PROBLEM ▸ For this exercise, restate the records word for word.

(SOURCE MATERIAL)

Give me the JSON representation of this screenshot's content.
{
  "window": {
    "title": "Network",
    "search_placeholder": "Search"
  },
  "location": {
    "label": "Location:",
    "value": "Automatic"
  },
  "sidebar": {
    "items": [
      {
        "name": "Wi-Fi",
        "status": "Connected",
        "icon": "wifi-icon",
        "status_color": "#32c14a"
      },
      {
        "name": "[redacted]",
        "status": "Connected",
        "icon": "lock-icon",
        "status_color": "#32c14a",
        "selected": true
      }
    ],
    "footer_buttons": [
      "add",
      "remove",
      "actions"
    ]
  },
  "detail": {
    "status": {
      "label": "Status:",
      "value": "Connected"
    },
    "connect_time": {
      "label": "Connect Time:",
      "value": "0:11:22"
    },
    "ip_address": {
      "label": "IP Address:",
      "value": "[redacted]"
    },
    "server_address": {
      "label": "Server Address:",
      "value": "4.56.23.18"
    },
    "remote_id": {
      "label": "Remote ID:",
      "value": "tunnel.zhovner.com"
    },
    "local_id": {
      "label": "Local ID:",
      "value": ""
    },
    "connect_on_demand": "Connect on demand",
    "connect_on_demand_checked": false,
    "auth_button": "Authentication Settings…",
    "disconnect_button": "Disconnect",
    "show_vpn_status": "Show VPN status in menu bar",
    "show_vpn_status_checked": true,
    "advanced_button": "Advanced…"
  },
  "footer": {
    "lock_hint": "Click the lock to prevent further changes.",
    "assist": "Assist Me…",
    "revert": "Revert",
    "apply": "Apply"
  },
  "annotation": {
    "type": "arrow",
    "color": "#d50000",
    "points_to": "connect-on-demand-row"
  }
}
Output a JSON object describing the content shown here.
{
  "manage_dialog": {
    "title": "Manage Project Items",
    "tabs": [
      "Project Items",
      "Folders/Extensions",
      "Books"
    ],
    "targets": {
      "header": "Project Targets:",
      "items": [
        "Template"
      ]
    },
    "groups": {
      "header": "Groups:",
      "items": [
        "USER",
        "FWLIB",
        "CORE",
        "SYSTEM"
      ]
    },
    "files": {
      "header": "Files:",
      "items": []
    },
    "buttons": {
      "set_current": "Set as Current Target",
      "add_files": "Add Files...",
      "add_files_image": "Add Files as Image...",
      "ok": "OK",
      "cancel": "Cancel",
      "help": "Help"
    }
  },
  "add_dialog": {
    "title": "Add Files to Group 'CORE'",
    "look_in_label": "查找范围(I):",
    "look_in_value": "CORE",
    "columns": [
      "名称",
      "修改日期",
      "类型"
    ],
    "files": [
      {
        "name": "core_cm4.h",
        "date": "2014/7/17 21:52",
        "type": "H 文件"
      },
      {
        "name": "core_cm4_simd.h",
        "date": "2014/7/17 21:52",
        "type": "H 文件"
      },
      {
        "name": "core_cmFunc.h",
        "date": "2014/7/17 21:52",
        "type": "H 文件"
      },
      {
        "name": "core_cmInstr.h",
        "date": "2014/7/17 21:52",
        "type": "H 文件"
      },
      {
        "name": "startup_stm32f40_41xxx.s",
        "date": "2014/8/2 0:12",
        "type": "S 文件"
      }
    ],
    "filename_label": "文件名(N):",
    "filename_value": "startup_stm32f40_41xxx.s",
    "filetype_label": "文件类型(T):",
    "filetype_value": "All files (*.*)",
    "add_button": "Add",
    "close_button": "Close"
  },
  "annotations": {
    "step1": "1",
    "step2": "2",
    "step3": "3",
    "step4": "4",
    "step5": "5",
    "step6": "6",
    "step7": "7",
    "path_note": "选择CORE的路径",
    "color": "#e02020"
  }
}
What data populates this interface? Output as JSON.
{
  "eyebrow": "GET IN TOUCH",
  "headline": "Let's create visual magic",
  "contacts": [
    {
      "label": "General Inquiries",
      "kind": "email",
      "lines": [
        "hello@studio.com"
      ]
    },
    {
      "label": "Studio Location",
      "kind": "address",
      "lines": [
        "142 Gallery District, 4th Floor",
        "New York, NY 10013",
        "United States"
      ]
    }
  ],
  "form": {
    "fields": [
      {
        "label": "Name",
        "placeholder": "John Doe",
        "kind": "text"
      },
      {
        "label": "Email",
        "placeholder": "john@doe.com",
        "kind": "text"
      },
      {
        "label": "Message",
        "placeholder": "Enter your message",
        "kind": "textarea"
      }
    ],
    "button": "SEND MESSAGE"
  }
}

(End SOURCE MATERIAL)

TASK RESPONSE ▸
Give me the JSON representation of this screenshot's content.
{
  "window": {
    "title": "Network",
    "search_placeholder": "Search"
  },
  "location": {
    "label": "Location:",
    "value": "Automatic"
  },
  "sidebar": {
    "items": [
      {
        "name": "Wi-Fi",
        "status": "Connected",
        "icon": "wifi-icon",
        "status_color": "#32c14a"
      },
      {
        "name": "[redacted]",
        "status": "Connected",
        "icon": "lock-icon",
        "status_color": "#32c14a",
        "selected": true
      }
    ],
    "footer_buttons": [
      "add",
      "remove",
      "actions"
    ]
  },
  "detail": {
    "status": {
      "label": "Status:",
      "value": "Connected"
    },
    "connect_time": {
      "label": "Connect Time:",
      "value": "0:11:22"
    },
    "ip_address": {
      "label": "IP Address:",
      "value": "[redacted]"
    },
    "server_address": {
      "label": "Server Address:",
      "value": "4.56.23.18"
    },
    "remote_id": {
      "label": "Remote ID:",
      "value": "tunnel.zhovner.com"
    },
    "local_id": {
      "label": "Local ID:",
      "value": ""
    },
    "connect_on_demand": "Connect on demand",
    "connect_on_demand_checked": false,
    "auth_button": "Authentication Settings…",
    "disconnect_button": "Disconnect",
    "show_vpn_status": "Show VPN status in menu bar",
    "show_vpn_status_checked": true,
    "advanced_button": "Advanced…"
  },
  "footer": {
    "lock_hint": "Click the lock to prevent further changes.",
    "assist": "Assist Me…",
    "revert": "Revert",
    "apply": "Apply"
  },
  "annotation": {
    "type": "arrow",
    "color": "#d50000",
    "points_to": "connect-on-demand-row"
  }
}
Output a JSON object describing the content shown here.
{
  "manage_dialog": {
    "title": "Manage Project Items",
    "tabs": [
      "Project Items",
      "Folders/Extensions",
      "Books"
    ],
    "targets": {
      "header": "Project Targets:",
      "items": [
        "Template"
      ]
    },
    "groups": {
      "header": "Groups:",
      "items": [
        "USER",
        "FWLIB",
        "CORE",
        "SYSTEM"
      ]
    },
    "files": {
      "header": "Files:",
      "items": []
    },
    "buttons": {
      "set_current": "Set as Current Target",
      "add_files": "Add Files...",
      "add_files_image": "Add Files as Image...",
      "ok": "OK",
      "cancel": "Cancel",
      "help": "Help"
    }
  },
  "add_dialog": {
    "title": "Add Files to Group 'CORE'",
    "look_in_label": "查找范围(I):",
    "look_in_value": "CORE",
    "columns": [
      "名称",
      "修改日期",
      "类型"
    ],
    "files": [
      {
        "name": "core_cm4.h",
        "date": "2014/7/17 21:52",
        "type": "H 文件"
      },
      {
        "name": "core_cm4_simd.h",
        "date": "2014/7/17 21:52",
        "type": "H 文件"
      },
      {
        "name": "core_cmFunc.h",
        "date": "2014/7/17 21:52",
        "type": "H 文件"
      },
      {
        "name": "core_cmInstr.h",
        "date": "2014/7/17 21:52",
        "type": "H 文件"
      },
      {
        "name": "startup_stm32f40_41xxx.s",
        "date": "2014/8/2 0:12",
        "type": "S 文件"
      }
    ],
    "filename_label": "文件名(N):",
    "filename_value": "startup_stm32f40_41xxx.s",
    "filetype_label": "文件类型(T):",
    "filetype_value": "All files (*.*)",
    "add_button": "Add",
    "close_button": "Close"
  },
  "annotations": {
    "step1": "1",
    "step2": "2",
    "step3": "3",
    "step4": "4",
    "step5": "5",
    "step6": "6",
    "step7": "7",
    "path_note": "选择CORE的路径",
    "color": "#e02020"
  }
}
What data populates this interface? Output as JSON.
{
  "eyebrow": "GET IN TOUCH",
  "headline": "Let's create visual magic",
  "contacts": [
    {
      "label": "General Inquiries",
      "kind": "email",
      "lines": [
        "hello@studio.com"
      ]
    },
    {
      "label": "Studio Location",
      "kind": "address",
      "lines": [
        "142 Gallery District, 4th Floor",
        "New York, NY 10013",
        "United States"
      ]
    }
  ],
  "form": {
    "fields": [
      {
        "label": "Name",
        "placeholder": "John Doe",
        "kind": "text"
      },
      {
        "label": "Email",
        "placeholder": "john@doe.com",
        "kind": "text"
      },
      {
        "label": "Message",
        "placeholder": "Enter your message",
        "kind": "textarea"
      }
    ],
    "button": "SEND MESSAGE"
  }
}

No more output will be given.